§ **TASK INSTRUCTIONS**
The copy you print must match the listing exactly, with its pictures removed.

§ **EXERCISE DATA**
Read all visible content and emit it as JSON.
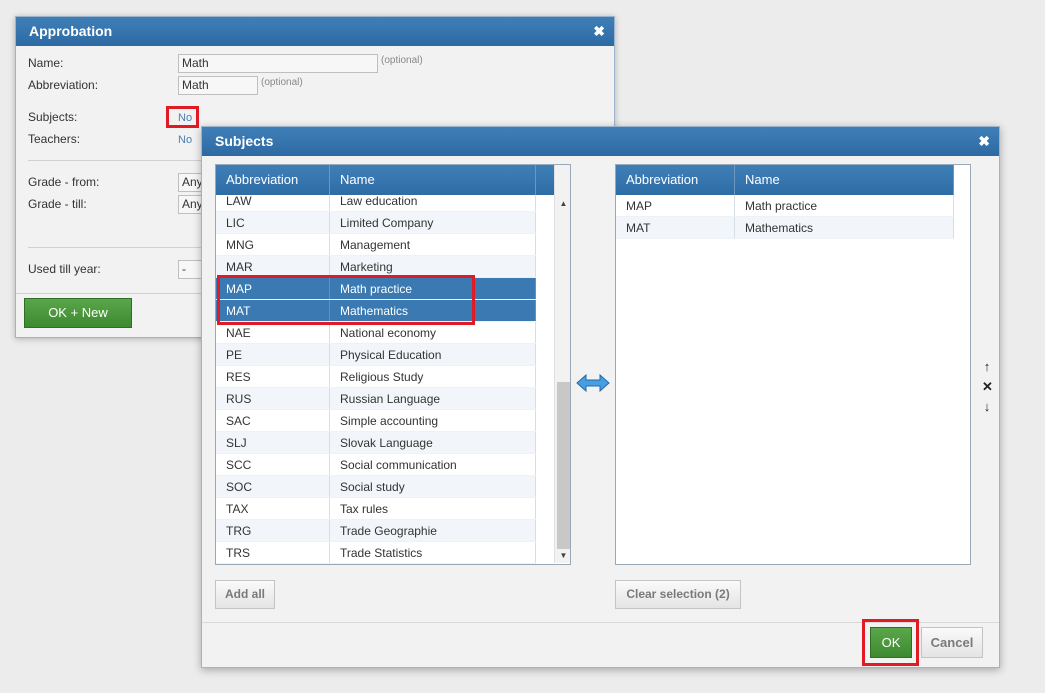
{
  "approbation": {
    "title": "Approbation",
    "close_glyph": "✖",
    "name_label": "Name:",
    "name_value": "Math",
    "optional_hint": "(optional)",
    "abbrev_label": "Abbreviation:",
    "abbrev_value": "Math",
    "subjects_label": "Subjects:",
    "subjects_value": "No",
    "teachers_label": "Teachers:",
    "teachers_value": "No",
    "grade_from_label": "Grade - from:",
    "grade_from_value": "Any",
    "grade_till_label": "Grade - till:",
    "grade_till_value": "Any",
    "used_till_label": "Used till year:",
    "used_till_value": "-",
    "ok_new_label": "OK + New"
  },
  "subjects": {
    "title": "Subjects",
    "close_glyph": "✖",
    "col_abbrev": "Abbreviation",
    "col_name": "Name",
    "available": [
      {
        "abbr": "LAW",
        "name": "Law education",
        "selected": false
      },
      {
        "abbr": "LIC",
        "name": "Limited Company",
        "selected": false
      },
      {
        "abbr": "MNG",
        "name": "Management",
        "selected": false
      },
      {
        "abbr": "MAR",
        "name": "Marketing",
        "selected": false
      },
      {
        "abbr": "MAP",
        "name": "Math practice",
        "selected": true
      },
      {
        "abbr": "MAT",
        "name": "Mathematics",
        "selected": true
      },
      {
        "abbr": "NAE",
        "name": "National economy",
        "selected": false
      },
      {
        "abbr": "PE",
        "name": "Physical Education",
        "selected": false
      },
      {
        "abbr": "RES",
        "name": "Religious Study",
        "selected": false
      },
      {
        "abbr": "RUS",
        "name": "Russian Language",
        "selected": false
      },
      {
        "abbr": "SAC",
        "name": "Simple accounting",
        "selected": false
      },
      {
        "abbr": "SLJ",
        "name": "Slovak Language",
        "selected": false
      },
      {
        "abbr": "SCC",
        "name": "Social communication",
        "selected": false
      },
      {
        "abbr": "SOC",
        "name": "Social study",
        "selected": false
      },
      {
        "abbr": "TAX",
        "name": "Tax rules",
        "selected": false
      },
      {
        "abbr": "TRG",
        "name": "Trade Geographie",
        "selected": false
      },
      {
        "abbr": "TRS",
        "name": "Trade Statistics",
        "selected": false
      }
    ],
    "chosen": [
      {
        "abbr": "MAP",
        "name": "Math practice"
      },
      {
        "abbr": "MAT",
        "name": "Mathematics"
      }
    ],
    "add_all_label": "Add all",
    "clear_selection_label": "Clear selection (2)",
    "ok_label": "OK",
    "cancel_label": "Cancel",
    "transfer_icon": "⇔",
    "move_up_icon": "↑",
    "remove_icon": "✕",
    "move_down_icon": "↓",
    "scroll_up_icon": "▲",
    "scroll_down_icon": "▼"
  },
  "colors": {
    "header_blue": "#3a79b2",
    "selected_row": "#3a79b2",
    "ok_green": "#4a9a3c",
    "highlight_red": "#e01b24"
  }
}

§ **FINISHED TASK**
Read all visible content and emit it as JSON.
{
  "approbation": {
    "title": "Approbation",
    "close_glyph": "✖",
    "name_label": "Name:",
    "name_value": "Math",
    "optional_hint": "(optional)",
    "abbrev_label": "Abbreviation:",
    "abbrev_value": "Math",
    "subjects_label": "Subjects:",
    "subjects_value": "No",
    "teachers_label": "Teachers:",
    "teachers_value": "No",
    "grade_from_label": "Grade - from:",
    "grade_from_value": "Any",
    "grade_till_label": "Grade - till:",
    "grade_till_value": "Any",
    "used_till_label": "Used till year:",
    "used_till_value": "-",
    "ok_new_label": "OK + New"
  },
  "subjects": {
    "title": "Subjects",
    "close_glyph": "✖",
    "col_abbrev": "Abbreviation",
    "col_name": "Name",
    "available": [
      {
        "abbr": "LAW",
        "name": "Law education",
        "selected": false
      },
      {
        "abbr": "LIC",
        "name": "Limited Company",
        "selected": false
      },
      {
        "abbr": "MNG",
        "name": "Management",
        "selected": false
      },
      {
        "abbr": "MAR",
        "name": "Marketing",
        "selected": false
      },
      {
        "abbr": "MAP",
        "name": "Math practice",
        "selected": true
      },
      {
        "abbr": "MAT",
        "name": "Mathematics",
        "selected": true
      },
      {
        "abbr": "NAE",
        "name": "National economy",
        "selected": false
      },
      {
        "abbr": "PE",
        "name": "Physical Education",
        "selected": false
      },
      {
        "abbr": "RES",
        "name": "Religious Study",
        "selected": false
      },
      {
        "abbr": "RUS",
        "name": "Russian Language",
        "selected": false
      },
      {
        "abbr": "SAC",
        "name": "Simple accounting",
        "selected": false
      },
      {
        "abbr": "SLJ",
        "name": "Slovak Language",
        "selected": false
      },
      {
        "abbr": "SCC",
        "name": "Social communication",
        "selected": false
      },
      {
        "abbr": "SOC",
        "name": "Social study",
        "selected": false
      },
      {
        "abbr": "TAX",
        "name": "Tax rules",
        "selected": false
      },
      {
        "abbr": "TRG",
        "name": "Trade Geographie",
        "selected": false
      },
      {
        "abbr": "TRS",
        "name": "Trade Statistics",
        "selected": false
      }
    ],
    "chosen": [
      {
        "abbr": "MAP",
        "name": "Math practice"
      },
      {
        "abbr": "MAT",
        "name": "Mathematics"
      }
    ],
    "add_all_label": "Add all",
    "clear_selection_label": "Clear selection (2)",
    "ok_label": "OK",
    "cancel_label": "Cancel",
    "transfer_icon": "⇔",
    "move_up_icon": "↑",
    "remove_icon": "✕",
    "move_down_icon": "↓",
    "scroll_up_icon": "▲",
    "scroll_down_icon": "▼"
  },
  "colors": {
    "header_blue": "#3a79b2",
    "selected_row": "#3a79b2",
    "ok_green": "#4a9a3c",
    "highlight_red": "#e01b24"
  }
}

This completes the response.